I think it’s very important to mention that Tucker Carlson’s father is or was a director in a company that was hired to lobby on behalf of Hungary. The company was a registered foreign agent of Hungary. His father’s company actually received payments from the Orbán government, for lobbying.
Tucker kind of ends the documentary by saying there are elections in Hungary in 2022, and basically playing up that there’s a chance Orbán could lose. He uses that as evidence that Orbán is not an autocrat. But then Tucker immediately pivots to ask Orbán if he “suspects there will be foreign election interference,” implying Soros and the CIA and global liberals will try to influence the election. Do you think there’s an actual chance that Orbán could lose, or is this just paving the way to make sure that he can consolidate his power no matter what the initial results of any election say?
So, already our last election in 2018 was regarded as “free but not fair” by the OSCE. By law we have elections and the opposition can compete, but the line between the state and the governing party is absolutely blurred. So the governing party can use all the state’s resources for campaigning, including public media and everything. So the playing field is so uneven.There has also been a lot of gerrymandering. Of course, that’s pretty familiar to a U.S. audience. I would say that the opposition would have to win the popular vote by, I don’t know, four or five percent to have a mandate, to have more seats in parliament. There’s a projection that the opposition can actually win the popular vote but still lose the election, just as Trump did.

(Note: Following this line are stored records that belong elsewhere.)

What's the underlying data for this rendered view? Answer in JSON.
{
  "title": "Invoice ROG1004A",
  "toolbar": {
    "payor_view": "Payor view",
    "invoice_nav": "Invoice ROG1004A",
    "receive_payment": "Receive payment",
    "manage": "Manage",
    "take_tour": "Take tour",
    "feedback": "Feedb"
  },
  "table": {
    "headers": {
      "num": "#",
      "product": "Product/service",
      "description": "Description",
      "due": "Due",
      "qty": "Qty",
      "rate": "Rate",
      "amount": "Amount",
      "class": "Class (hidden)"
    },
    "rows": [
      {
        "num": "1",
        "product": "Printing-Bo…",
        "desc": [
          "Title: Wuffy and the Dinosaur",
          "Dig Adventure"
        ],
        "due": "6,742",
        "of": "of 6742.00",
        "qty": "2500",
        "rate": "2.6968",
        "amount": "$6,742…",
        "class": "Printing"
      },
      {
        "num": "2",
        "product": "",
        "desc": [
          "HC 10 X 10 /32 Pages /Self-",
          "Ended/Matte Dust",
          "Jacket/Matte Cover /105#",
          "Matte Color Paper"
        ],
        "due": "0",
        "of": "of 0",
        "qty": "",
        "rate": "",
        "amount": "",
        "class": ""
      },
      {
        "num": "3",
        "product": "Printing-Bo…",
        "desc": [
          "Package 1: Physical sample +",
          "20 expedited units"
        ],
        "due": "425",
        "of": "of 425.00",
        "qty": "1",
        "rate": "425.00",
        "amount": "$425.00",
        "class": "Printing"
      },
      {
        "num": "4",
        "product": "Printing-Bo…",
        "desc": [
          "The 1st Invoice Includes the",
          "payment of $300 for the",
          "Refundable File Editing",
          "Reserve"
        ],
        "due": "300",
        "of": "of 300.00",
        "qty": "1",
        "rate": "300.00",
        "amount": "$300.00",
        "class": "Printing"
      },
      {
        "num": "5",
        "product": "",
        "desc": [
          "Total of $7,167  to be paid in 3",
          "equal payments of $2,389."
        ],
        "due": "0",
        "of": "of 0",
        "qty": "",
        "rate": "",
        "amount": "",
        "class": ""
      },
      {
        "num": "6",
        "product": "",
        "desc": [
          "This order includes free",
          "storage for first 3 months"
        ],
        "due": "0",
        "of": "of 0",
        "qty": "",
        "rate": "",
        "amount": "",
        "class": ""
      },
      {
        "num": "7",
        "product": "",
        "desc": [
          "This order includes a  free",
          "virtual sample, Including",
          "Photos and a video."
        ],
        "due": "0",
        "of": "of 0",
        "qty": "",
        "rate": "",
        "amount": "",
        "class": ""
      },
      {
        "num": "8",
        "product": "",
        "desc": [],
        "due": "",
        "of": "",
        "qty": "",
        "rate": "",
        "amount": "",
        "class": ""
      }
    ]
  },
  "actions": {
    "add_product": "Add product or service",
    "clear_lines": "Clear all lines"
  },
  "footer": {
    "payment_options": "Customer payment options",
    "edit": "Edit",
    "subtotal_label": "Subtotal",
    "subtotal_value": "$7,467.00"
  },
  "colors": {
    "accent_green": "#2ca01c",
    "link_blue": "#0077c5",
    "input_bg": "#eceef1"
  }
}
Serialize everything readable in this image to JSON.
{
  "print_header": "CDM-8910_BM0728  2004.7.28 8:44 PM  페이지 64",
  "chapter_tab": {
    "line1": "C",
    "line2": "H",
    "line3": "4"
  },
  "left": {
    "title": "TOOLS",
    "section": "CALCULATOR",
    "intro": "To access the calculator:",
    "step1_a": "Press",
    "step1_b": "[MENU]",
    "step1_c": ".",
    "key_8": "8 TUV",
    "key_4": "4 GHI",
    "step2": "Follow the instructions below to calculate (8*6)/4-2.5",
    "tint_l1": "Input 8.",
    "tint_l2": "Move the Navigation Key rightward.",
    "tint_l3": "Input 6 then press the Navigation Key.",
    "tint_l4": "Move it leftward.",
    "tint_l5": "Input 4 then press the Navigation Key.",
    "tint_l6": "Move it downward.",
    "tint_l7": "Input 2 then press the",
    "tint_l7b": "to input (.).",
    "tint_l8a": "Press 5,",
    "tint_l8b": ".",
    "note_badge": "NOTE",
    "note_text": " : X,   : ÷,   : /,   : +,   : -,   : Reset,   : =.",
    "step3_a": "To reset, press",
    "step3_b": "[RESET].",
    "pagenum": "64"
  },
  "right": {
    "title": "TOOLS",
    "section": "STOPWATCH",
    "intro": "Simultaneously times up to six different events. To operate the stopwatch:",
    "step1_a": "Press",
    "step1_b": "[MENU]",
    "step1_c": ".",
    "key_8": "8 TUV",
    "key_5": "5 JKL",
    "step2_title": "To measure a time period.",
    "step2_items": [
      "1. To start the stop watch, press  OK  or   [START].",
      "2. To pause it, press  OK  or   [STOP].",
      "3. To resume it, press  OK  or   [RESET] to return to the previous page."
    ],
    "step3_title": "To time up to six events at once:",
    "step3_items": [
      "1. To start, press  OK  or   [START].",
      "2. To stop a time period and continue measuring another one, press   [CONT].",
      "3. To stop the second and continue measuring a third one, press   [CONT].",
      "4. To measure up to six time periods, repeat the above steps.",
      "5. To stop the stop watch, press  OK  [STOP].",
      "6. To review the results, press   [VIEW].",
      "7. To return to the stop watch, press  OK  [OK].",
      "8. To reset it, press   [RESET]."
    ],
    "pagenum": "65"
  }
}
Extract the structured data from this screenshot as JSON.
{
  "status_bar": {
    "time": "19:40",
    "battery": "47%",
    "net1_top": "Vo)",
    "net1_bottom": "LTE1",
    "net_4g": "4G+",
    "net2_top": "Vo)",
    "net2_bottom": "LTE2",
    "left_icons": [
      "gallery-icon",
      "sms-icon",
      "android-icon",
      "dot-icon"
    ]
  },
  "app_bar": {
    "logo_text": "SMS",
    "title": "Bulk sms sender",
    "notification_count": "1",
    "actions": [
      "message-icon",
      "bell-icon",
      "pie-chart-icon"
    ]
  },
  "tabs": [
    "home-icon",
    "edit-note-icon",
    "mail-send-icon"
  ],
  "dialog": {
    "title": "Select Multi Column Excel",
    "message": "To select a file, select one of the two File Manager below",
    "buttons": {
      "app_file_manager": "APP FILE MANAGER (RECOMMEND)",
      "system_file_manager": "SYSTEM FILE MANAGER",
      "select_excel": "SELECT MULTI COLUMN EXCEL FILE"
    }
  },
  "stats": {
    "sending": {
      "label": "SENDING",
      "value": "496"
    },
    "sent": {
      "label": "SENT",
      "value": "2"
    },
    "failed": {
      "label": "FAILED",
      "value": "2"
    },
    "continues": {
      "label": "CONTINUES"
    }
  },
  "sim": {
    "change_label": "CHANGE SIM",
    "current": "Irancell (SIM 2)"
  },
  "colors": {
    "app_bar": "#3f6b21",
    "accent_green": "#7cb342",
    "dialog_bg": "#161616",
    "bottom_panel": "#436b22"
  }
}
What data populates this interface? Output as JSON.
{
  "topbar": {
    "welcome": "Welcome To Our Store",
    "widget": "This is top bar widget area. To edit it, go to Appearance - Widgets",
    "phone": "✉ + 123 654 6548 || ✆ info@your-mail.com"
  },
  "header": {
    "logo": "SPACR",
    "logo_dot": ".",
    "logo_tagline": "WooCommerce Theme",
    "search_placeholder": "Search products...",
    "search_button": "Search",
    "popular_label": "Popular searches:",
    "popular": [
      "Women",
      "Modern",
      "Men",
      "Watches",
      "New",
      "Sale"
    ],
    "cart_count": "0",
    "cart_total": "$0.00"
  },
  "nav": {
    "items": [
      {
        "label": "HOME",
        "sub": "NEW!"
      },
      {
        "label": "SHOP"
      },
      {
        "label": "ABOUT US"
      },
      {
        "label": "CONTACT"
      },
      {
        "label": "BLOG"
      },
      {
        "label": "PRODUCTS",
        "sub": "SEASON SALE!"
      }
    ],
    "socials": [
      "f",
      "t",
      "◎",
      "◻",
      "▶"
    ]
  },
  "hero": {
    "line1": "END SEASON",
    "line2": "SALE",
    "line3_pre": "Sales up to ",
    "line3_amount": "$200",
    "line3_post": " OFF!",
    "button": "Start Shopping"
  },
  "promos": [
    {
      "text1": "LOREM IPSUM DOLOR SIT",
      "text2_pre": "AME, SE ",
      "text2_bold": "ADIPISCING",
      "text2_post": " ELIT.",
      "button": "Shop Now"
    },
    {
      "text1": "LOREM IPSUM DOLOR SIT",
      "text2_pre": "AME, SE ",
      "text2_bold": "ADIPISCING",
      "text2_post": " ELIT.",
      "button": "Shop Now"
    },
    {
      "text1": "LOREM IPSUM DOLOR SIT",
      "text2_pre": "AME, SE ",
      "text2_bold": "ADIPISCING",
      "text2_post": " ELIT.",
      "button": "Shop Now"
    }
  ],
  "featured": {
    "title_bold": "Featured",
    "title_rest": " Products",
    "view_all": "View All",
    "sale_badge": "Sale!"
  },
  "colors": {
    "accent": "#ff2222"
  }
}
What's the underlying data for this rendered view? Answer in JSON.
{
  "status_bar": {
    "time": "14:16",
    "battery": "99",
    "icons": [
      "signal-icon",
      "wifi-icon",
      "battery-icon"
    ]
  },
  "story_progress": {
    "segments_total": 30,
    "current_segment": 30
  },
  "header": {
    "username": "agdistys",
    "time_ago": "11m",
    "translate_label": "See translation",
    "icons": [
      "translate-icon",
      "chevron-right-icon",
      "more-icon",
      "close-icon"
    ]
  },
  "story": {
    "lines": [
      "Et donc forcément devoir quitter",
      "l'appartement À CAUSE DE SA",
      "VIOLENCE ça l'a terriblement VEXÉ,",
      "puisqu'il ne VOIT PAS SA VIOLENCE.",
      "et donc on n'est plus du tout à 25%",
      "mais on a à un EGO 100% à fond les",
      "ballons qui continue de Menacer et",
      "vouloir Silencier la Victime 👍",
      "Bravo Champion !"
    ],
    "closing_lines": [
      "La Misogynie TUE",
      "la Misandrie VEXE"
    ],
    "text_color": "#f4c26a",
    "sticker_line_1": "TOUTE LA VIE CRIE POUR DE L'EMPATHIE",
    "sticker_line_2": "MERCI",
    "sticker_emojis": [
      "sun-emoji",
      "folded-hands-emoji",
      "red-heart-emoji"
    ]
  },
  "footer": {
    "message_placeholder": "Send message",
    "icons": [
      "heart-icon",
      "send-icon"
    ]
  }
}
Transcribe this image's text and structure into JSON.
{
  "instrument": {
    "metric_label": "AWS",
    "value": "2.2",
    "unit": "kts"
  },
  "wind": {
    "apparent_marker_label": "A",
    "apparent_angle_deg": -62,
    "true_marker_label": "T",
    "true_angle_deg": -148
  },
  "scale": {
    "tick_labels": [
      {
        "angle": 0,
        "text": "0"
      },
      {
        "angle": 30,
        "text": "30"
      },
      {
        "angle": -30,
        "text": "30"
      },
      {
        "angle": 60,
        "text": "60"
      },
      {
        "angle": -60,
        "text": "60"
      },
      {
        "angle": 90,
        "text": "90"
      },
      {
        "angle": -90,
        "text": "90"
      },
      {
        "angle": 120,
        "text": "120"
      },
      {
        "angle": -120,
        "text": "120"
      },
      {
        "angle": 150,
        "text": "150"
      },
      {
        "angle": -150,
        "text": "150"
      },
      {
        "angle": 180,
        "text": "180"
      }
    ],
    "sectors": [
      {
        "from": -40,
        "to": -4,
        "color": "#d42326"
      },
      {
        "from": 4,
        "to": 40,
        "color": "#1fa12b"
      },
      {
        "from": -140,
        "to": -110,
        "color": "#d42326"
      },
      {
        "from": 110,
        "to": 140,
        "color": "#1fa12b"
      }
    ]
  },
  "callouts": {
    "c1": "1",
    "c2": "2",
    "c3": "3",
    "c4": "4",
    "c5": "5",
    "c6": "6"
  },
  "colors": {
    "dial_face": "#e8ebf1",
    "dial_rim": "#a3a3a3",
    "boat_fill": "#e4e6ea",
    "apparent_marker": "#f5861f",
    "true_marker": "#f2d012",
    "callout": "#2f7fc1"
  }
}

The Hungarian right is learning and implementing a lot from the Republicans. I mean, CPAC is going to be in Hungary, on March 25-26. There’s a rumor that Trump may appear, either at CPAC or to campaign for Orbán. [The Hungarian right] is always there at the Republican National Convention, and they’re working with Republican strategists, and they are eager to look at all the voter suppression and new campaign techniques that the Republicans are using. So in that regard, the country faces a very similar challenge as the U.S., in that formally it’s a democracy, but the laws are twisted.